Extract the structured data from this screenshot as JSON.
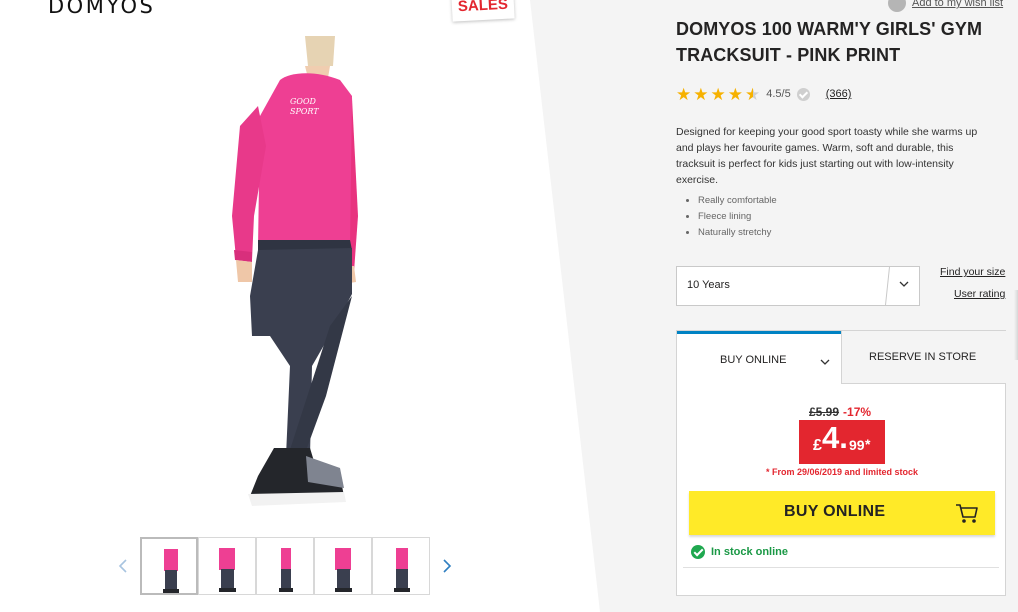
{
  "brand": {
    "logo_text": "DOMYOS"
  },
  "sale_badge": "SALES",
  "header": {
    "wishlist_label": "Add to my wish list"
  },
  "product": {
    "title": "DOMYOS 100 WARM'Y GIRLS' GYM TRACKSUIT - PINK PRINT",
    "rating": {
      "value_text": "4.5/5",
      "stars": 4.5,
      "review_count": "(366)"
    },
    "description": "Designed for keeping your good sport toasty while she warms up and plays her favourite games. Warm, soft and durable, this tracksuit is perfect for kids just starting out with low-intensity exercise.",
    "features": [
      "Really comfortable",
      "Fleece lining",
      "Naturally stretchy"
    ],
    "print_text": "GOOD SPORT"
  },
  "size": {
    "selected": "10 Years",
    "find_size_link": "Find your size",
    "user_rating_link": "User rating"
  },
  "purchase": {
    "tabs": {
      "online": "BUY ONLINE",
      "store": "RESERVE IN STORE"
    },
    "old_price": "£5.99",
    "discount": "-17%",
    "price": {
      "currency": "£",
      "integer": "4.",
      "decimals": "99",
      "asterisk": "*"
    },
    "stock_note": "* From 29/06/2019 and limited stock",
    "buy_button": "BUY ONLINE",
    "in_stock": "In stock online"
  },
  "thumbnails": {
    "count": 5
  },
  "colors": {
    "accent_blue": "#0082c3",
    "price_red": "#e3262f",
    "buy_yellow": "#ffea28",
    "stock_green": "#1fa84f",
    "sweater_pink": "#ee3f93",
    "pants_navy": "#3a3f4f"
  }
}
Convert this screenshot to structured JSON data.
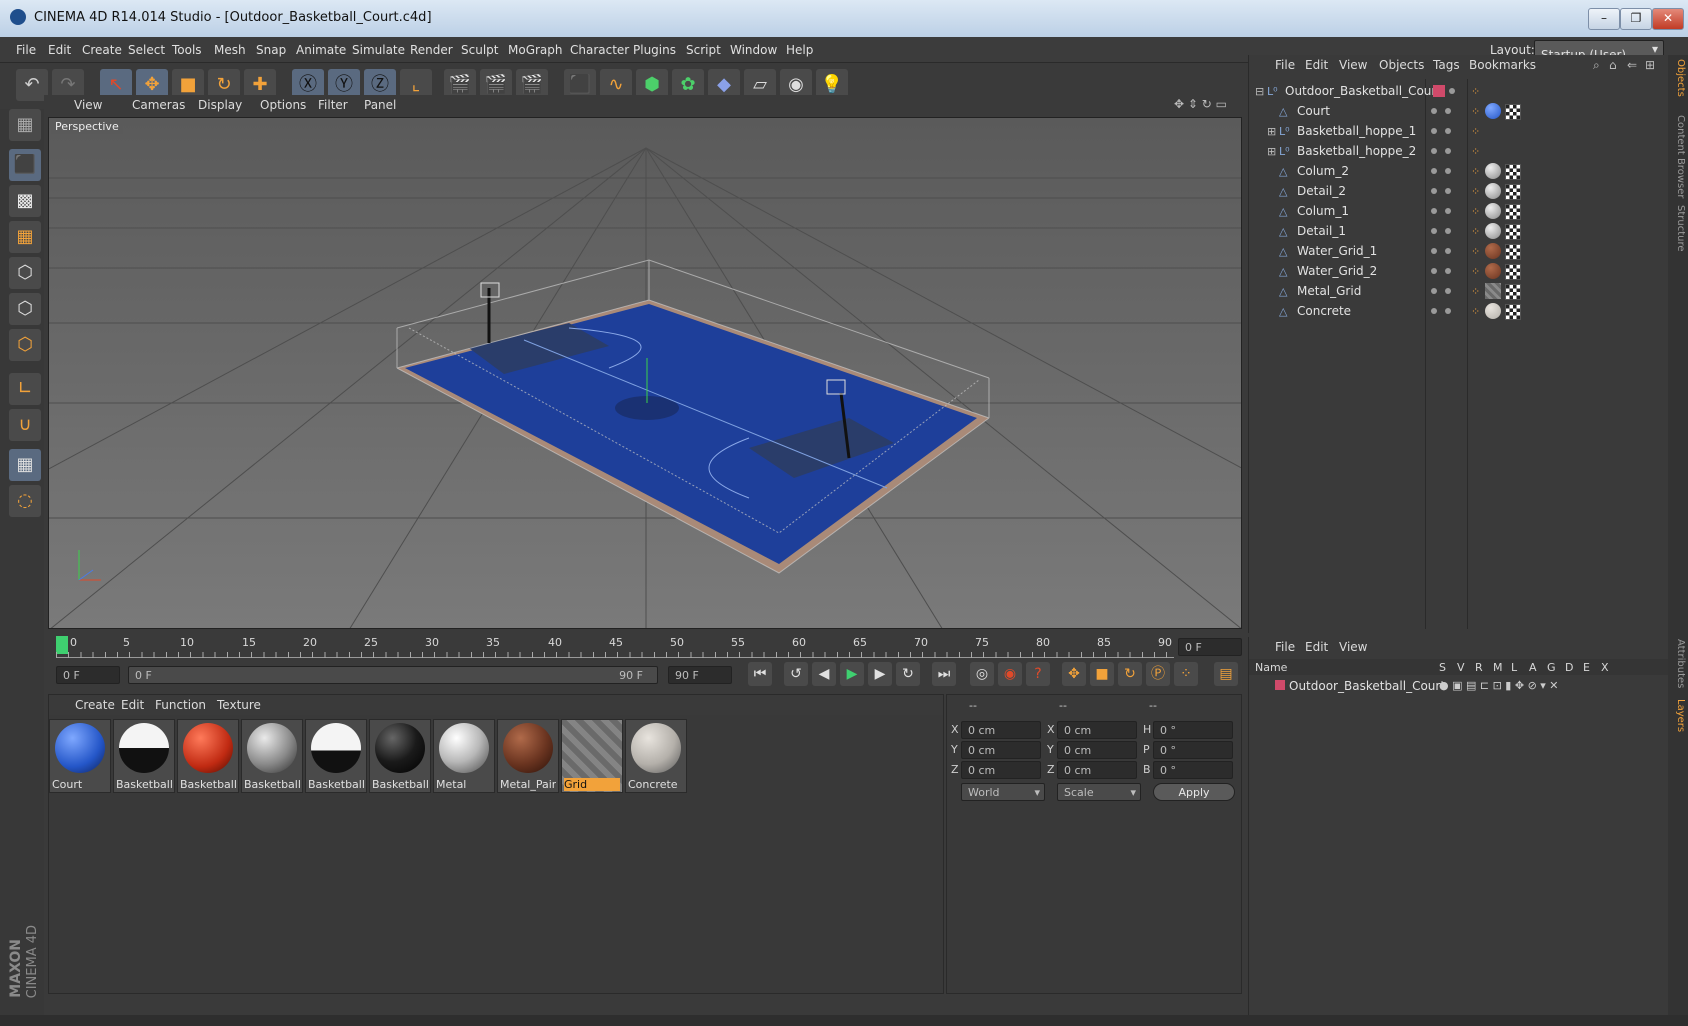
{
  "window": {
    "title": "CINEMA 4D R14.014 Studio - [Outdoor_Basketball_Court.c4d]"
  },
  "menu": [
    "File",
    "Edit",
    "Create",
    "Select",
    "Tools",
    "Mesh",
    "Snap",
    "Animate",
    "Simulate",
    "Render",
    "Sculpt",
    "MoGraph",
    "Character",
    "Plugins",
    "Script",
    "Window",
    "Help"
  ],
  "layout": {
    "label": "Layout:",
    "value": "Startup (User)"
  },
  "viewport": {
    "menu": [
      "View",
      "Cameras",
      "Display",
      "Options",
      "Filter",
      "Panel"
    ],
    "label": "Perspective"
  },
  "timeline": {
    "ticks": [
      "0",
      "5",
      "10",
      "15",
      "20",
      "25",
      "30",
      "35",
      "40",
      "45",
      "50",
      "55",
      "60",
      "65",
      "70",
      "75",
      "80",
      "85",
      "90"
    ],
    "current_frame": "0 F"
  },
  "transport": {
    "start": "0 F",
    "range_start": "0 F",
    "range_end": "90 F",
    "end": "90 F"
  },
  "materials": {
    "menu": [
      "Create",
      "Edit",
      "Function",
      "Texture"
    ],
    "items": [
      {
        "name": "Court",
        "color": "#2456c8"
      },
      {
        "name": "Basketball_",
        "color": "#e8e8e8"
      },
      {
        "name": "Basketball_",
        "color": "#c02a12"
      },
      {
        "name": "Basketball_",
        "color": "#8a8a8a"
      },
      {
        "name": "Basketball_",
        "color": "#f0f0f0"
      },
      {
        "name": "Basketball_",
        "color": "#1a1a1a"
      },
      {
        "name": "Metal",
        "color": "#b8b8b8"
      },
      {
        "name": "Metal_Pain",
        "color": "#6a3420"
      },
      {
        "name": "Grid",
        "color": "#7a7a7a"
      },
      {
        "name": "Concrete",
        "color": "#b4b0aa"
      }
    ]
  },
  "coords": {
    "headers": [
      "--",
      "--",
      "--"
    ],
    "rows": [
      {
        "a": "X",
        "v1": "0 cm",
        "b": "X",
        "v2": "0 cm",
        "c": "H",
        "v3": "0 °"
      },
      {
        "a": "Y",
        "v1": "0 cm",
        "b": "Y",
        "v2": "0 cm",
        "c": "P",
        "v3": "0 °"
      },
      {
        "a": "Z",
        "v1": "0 cm",
        "b": "Z",
        "v2": "0 cm",
        "c": "B",
        "v3": "0 °"
      }
    ],
    "mode": "World",
    "scale": "Scale",
    "apply": "Apply"
  },
  "objects": {
    "menu": [
      "File",
      "Edit",
      "View",
      "Objects",
      "Tags",
      "Bookmarks"
    ],
    "items": [
      {
        "name": "Outdoor_Basketball_Court",
        "indent": 0
      },
      {
        "name": "Court",
        "indent": 1
      },
      {
        "name": "Basketball_hoppe_1",
        "indent": 1
      },
      {
        "name": "Basketball_hoppe_2",
        "indent": 1
      },
      {
        "name": "Colum_2",
        "indent": 1
      },
      {
        "name": "Detail_2",
        "indent": 1
      },
      {
        "name": "Colum_1",
        "indent": 1
      },
      {
        "name": "Detail_1",
        "indent": 1
      },
      {
        "name": "Water_Grid_1",
        "indent": 1
      },
      {
        "name": "Water_Grid_2",
        "indent": 1
      },
      {
        "name": "Metal_Grid",
        "indent": 1
      },
      {
        "name": "Concrete",
        "indent": 1
      }
    ]
  },
  "layers": {
    "menu": [
      "File",
      "Edit",
      "View"
    ],
    "columns": [
      "Name",
      "S",
      "V",
      "R",
      "M",
      "L",
      "A",
      "G",
      "D",
      "E",
      "X"
    ],
    "row": "Outdoor_Basketball_Court"
  },
  "side_tabs": [
    "Objects",
    "Content Browser",
    "Structure",
    "Attributes",
    "Layers"
  ],
  "logo": {
    "line1": "MAXON",
    "line2": "CINEMA 4D"
  }
}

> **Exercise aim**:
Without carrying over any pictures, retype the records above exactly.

> **Exercise result**:
Extract the structured data from this screenshot as JSON.
{
  "brand": {
    "logo_text": "DOMYOS"
  },
  "sale_badge": "SALES",
  "header": {
    "wishlist_label": "Add to my wish list"
  },
  "product": {
    "title": "DOMYOS 100 WARM'Y GIRLS' GYM TRACKSUIT - PINK PRINT",
    "rating": {
      "value_text": "4.5/5",
      "stars": 4.5,
      "review_count": "(366)"
    },
    "description": "Designed for keeping your good sport toasty while she warms up and plays her favourite games. Warm, soft and durable, this tracksuit is perfect for kids just starting out with low-intensity exercise.",
    "features": [
      "Really comfortable",
      "Fleece lining",
      "Naturally stretchy"
    ],
    "print_text": "GOOD SPORT"
  },
  "size": {
    "selected": "10 Years",
    "find_size_link": "Find your size",
    "user_rating_link": "User rating"
  },
  "purchase": {
    "tabs": {
      "online": "BUY ONLINE",
      "store": "RESERVE IN STORE"
    },
    "old_price": "£5.99",
    "discount": "-17%",
    "price": {
      "currency": "£",
      "integer": "4.",
      "decimals": "99",
      "asterisk": "*"
    },
    "stock_note": "* From 29/06/2019 and limited stock",
    "buy_button": "BUY ONLINE",
    "in_stock": "In stock online"
  },
  "thumbnails": {
    "count": 5
  },
  "colors": {
    "accent_blue": "#0082c3",
    "price_red": "#e3262f",
    "buy_yellow": "#ffea28",
    "stock_green": "#1fa84f",
    "sweater_pink": "#ee3f93",
    "pants_navy": "#3a3f4f"
  }
}
Convert this screenshot to structured JSON data.
{
  "window": {
    "title": "CINEMA 4D R14.014 Studio - [Outdoor_Basketball_Court.c4d]"
  },
  "menu": [
    "File",
    "Edit",
    "Create",
    "Select",
    "Tools",
    "Mesh",
    "Snap",
    "Animate",
    "Simulate",
    "Render",
    "Sculpt",
    "MoGraph",
    "Character",
    "Plugins",
    "Script",
    "Window",
    "Help"
  ],
  "layout": {
    "label": "Layout:",
    "value": "Startup (User)"
  },
  "viewport": {
    "menu": [
      "View",
      "Cameras",
      "Display",
      "Options",
      "Filter",
      "Panel"
    ],
    "label": "Perspective"
  },
  "timeline": {
    "ticks": [
      "0",
      "5",
      "10",
      "15",
      "20",
      "25",
      "30",
      "35",
      "40",
      "45",
      "50",
      "55",
      "60",
      "65",
      "70",
      "75",
      "80",
      "85",
      "90"
    ],
    "current_frame": "0 F"
  },
  "transport": {
    "start": "0 F",
    "range_start": "0 F",
    "range_end": "90 F",
    "end": "90 F"
  },
  "materials": {
    "menu": [
      "Create",
      "Edit",
      "Function",
      "Texture"
    ],
    "items": [
      {
        "name": "Court",
        "color": "#2456c8"
      },
      {
        "name": "Basketball_",
        "color": "#e8e8e8"
      },
      {
        "name": "Basketball_",
        "color": "#c02a12"
      },
      {
        "name": "Basketball_",
        "color": "#8a8a8a"
      },
      {
        "name": "Basketball_",
        "color": "#f0f0f0"
      },
      {
        "name": "Basketball_",
        "color": "#1a1a1a"
      },
      {
        "name": "Metal",
        "color": "#b8b8b8"
      },
      {
        "name": "Metal_Pain",
        "color": "#6a3420"
      },
      {
        "name": "Grid",
        "color": "#7a7a7a"
      },
      {
        "name": "Concrete",
        "color": "#b4b0aa"
      }
    ]
  },
  "coords": {
    "headers": [
      "--",
      "--",
      "--"
    ],
    "rows": [
      {
        "a": "X",
        "v1": "0 cm",
        "b": "X",
        "v2": "0 cm",
        "c": "H",
        "v3": "0 °"
      },
      {
        "a": "Y",
        "v1": "0 cm",
        "b": "Y",
        "v2": "0 cm",
        "c": "P",
        "v3": "0 °"
      },
      {
        "a": "Z",
        "v1": "0 cm",
        "b": "Z",
        "v2": "0 cm",
        "c": "B",
        "v3": "0 °"
      }
    ],
    "mode": "World",
    "scale": "Scale",
    "apply": "Apply"
  },
  "objects": {
    "menu": [
      "File",
      "Edit",
      "View",
      "Objects",
      "Tags",
      "Bookmarks"
    ],
    "items": [
      {
        "name": "Outdoor_Basketball_Court",
        "indent": 0
      },
      {
        "name": "Court",
        "indent": 1
      },
      {
        "name": "Basketball_hoppe_1",
        "indent": 1
      },
      {
        "name": "Basketball_hoppe_2",
        "indent": 1
      },
      {
        "name": "Colum_2",
        "indent": 1
      },
      {
        "name": "Detail_2",
        "indent": 1
      },
      {
        "name": "Colum_1",
        "indent": 1
      },
      {
        "name": "Detail_1",
        "indent": 1
      },
      {
        "name": "Water_Grid_1",
        "indent": 1
      },
      {
        "name": "Water_Grid_2",
        "indent": 1
      },
      {
        "name": "Metal_Grid",
        "indent": 1
      },
      {
        "name": "Concrete",
        "indent": 1
      }
    ]
  },
  "layers": {
    "menu": [
      "File",
      "Edit",
      "View"
    ],
    "columns": [
      "Name",
      "S",
      "V",
      "R",
      "M",
      "L",
      "A",
      "G",
      "D",
      "E",
      "X"
    ],
    "row": "Outdoor_Basketball_Court"
  },
  "side_tabs": [
    "Objects",
    "Content Browser",
    "Structure",
    "Attributes",
    "Layers"
  ],
  "logo": {
    "line1": "MAXON",
    "line2": "CINEMA 4D"
  }
}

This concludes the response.